Step 4: Define and Enforce Compliance Policies

The last step in an Information Lifecycle Management solution is the creation of policies for compliance. When data is decentralized and fragmented, compliance policies have to be defined and enforced in every data location, which could easily result in a compliance policy being overlooked. However, using Oracle Database to provide a central location for storing data means that it is very easy to enforce compliance policies because they are all managed and enforced from one central location.

When defining compliance policies, consider the following areas:

  • Data Retention

  • Immutability

  • Privacy

  • Auditing

  • Expiration

Data Retention

The retention policy describes how the data is to be retained, how long it must be kept, and what happens after data life. An example of a retention policy is a record must be stored in its original form, no modifications are allowed, it must be kept for seven years, and then it may be deleted. Using Oracle Database security, it is possible to ensure that data remains unchanged and that only authorized processes can remove the data at the appropriate time. Retention policies can also be defined through a lifecycle definition in the ILM Assistant.


Immutability is concerned with proving to an external party that data is complete and has not been modified. Cryptographic or digital signatures can be generated by Oracle Database and retained either inside or outside of the database, to show that data has not been altered.


Oracle Database provides several ways to ensure data privacy. Access to data can be strictly controlled with security policies defined using Virtual Private Database (VPD). In addition, individual columns can be encrypted so that anyone looking at the raw data cannot see its contents.


Oracle Database can track all access and changes to data. These auditing capabilities can be defined either at the table level or through fine-grained auditing, which specifies the criteria for when an audit record is generated. Auditing can be further enhanced using Oracle Audit Vault and Database Firewall.

See Also:

Oracle Audit Vault and Database Firewall Administrator’s Guide for information about Oracle Audit Vault and Database Firewall


Ultimately, data may expire for business or regulatory reasons and must be removed from the database.

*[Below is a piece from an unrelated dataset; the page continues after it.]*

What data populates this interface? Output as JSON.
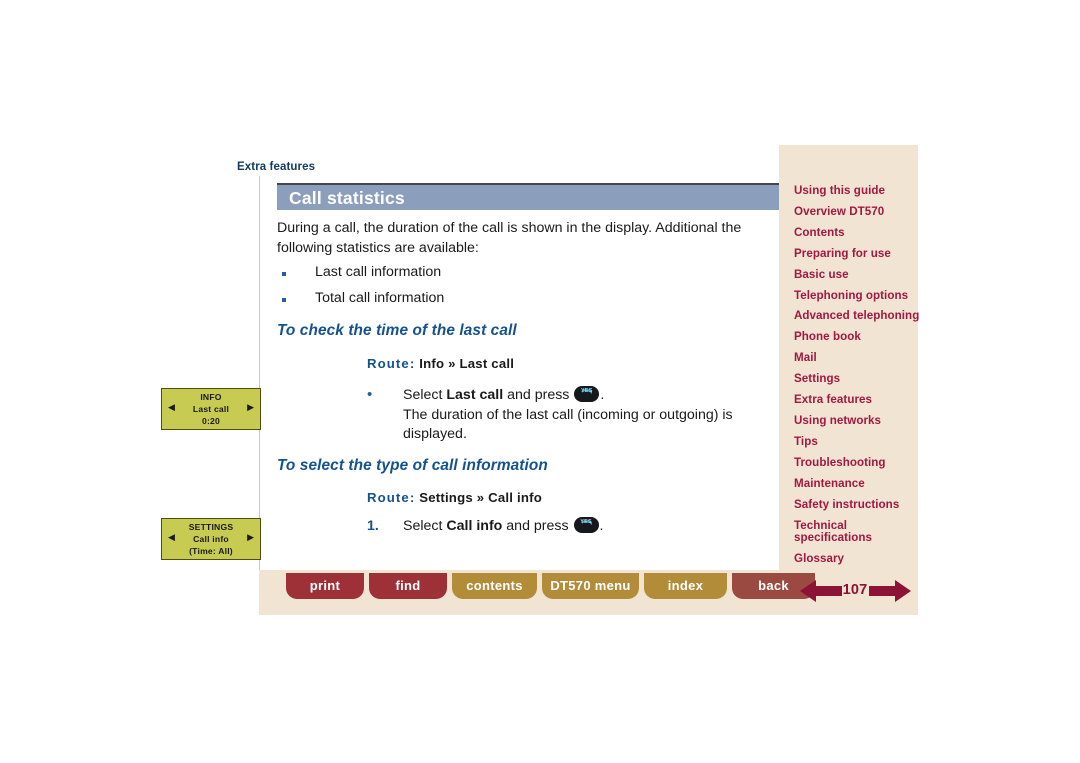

Oracle Database can remove data very quickly and efficiently by simply dropping the partition which contains the information identified for removal.